Start of Dataset excerpts

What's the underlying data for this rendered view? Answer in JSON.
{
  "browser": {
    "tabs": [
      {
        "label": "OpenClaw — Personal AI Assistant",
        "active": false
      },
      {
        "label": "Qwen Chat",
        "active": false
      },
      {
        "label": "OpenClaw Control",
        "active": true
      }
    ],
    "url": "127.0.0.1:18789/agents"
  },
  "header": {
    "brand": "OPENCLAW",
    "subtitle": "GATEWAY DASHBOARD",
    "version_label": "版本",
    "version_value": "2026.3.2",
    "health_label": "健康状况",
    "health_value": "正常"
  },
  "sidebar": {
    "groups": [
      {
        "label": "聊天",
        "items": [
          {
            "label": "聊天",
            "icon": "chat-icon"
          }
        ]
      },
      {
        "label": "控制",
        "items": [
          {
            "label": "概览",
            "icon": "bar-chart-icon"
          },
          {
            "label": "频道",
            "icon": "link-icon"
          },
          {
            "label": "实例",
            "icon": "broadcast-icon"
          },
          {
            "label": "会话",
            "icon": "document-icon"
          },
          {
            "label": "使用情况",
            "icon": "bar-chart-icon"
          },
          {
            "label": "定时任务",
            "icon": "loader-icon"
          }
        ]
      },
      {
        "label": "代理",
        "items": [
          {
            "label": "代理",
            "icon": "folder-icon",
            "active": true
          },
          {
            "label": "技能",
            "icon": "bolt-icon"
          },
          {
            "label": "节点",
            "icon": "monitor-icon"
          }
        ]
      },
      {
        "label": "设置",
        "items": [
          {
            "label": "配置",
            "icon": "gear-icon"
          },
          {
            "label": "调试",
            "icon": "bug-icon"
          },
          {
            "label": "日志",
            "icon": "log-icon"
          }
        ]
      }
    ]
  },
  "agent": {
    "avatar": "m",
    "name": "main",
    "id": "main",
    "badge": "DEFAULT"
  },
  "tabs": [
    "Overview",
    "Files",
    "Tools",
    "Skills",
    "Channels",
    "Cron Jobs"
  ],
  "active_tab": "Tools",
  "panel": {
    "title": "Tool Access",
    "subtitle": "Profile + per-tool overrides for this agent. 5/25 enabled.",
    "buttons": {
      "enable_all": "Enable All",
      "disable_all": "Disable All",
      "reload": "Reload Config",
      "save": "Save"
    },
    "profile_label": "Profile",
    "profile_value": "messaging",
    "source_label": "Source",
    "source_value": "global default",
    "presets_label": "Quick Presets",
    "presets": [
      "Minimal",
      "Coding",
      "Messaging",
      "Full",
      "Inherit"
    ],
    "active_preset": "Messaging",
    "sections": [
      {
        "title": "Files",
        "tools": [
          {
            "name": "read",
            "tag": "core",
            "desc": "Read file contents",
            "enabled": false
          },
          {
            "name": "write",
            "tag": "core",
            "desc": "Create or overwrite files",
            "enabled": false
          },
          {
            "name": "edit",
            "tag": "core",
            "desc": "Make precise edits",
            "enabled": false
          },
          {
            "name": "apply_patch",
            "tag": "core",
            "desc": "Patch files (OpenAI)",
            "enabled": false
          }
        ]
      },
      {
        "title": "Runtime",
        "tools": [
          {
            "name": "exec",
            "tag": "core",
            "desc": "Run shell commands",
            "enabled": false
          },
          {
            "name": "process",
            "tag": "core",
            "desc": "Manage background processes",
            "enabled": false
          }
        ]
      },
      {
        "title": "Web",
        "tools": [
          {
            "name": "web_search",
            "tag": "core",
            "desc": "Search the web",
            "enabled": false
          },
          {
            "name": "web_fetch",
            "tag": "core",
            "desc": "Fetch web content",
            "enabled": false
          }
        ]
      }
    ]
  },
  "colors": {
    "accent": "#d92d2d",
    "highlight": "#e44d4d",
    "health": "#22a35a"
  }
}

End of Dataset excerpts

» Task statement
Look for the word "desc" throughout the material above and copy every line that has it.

» Written solution
            "desc": "Read file contents",
            "desc": "Create or overwrite files",
            "desc": "Make precise edits",
            "desc": "Patch files (OpenAI)",
            "desc": "Run shell commands",
            "desc": "Manage background processes",
            "desc": "Search the web",
            "desc": "Fetch web content",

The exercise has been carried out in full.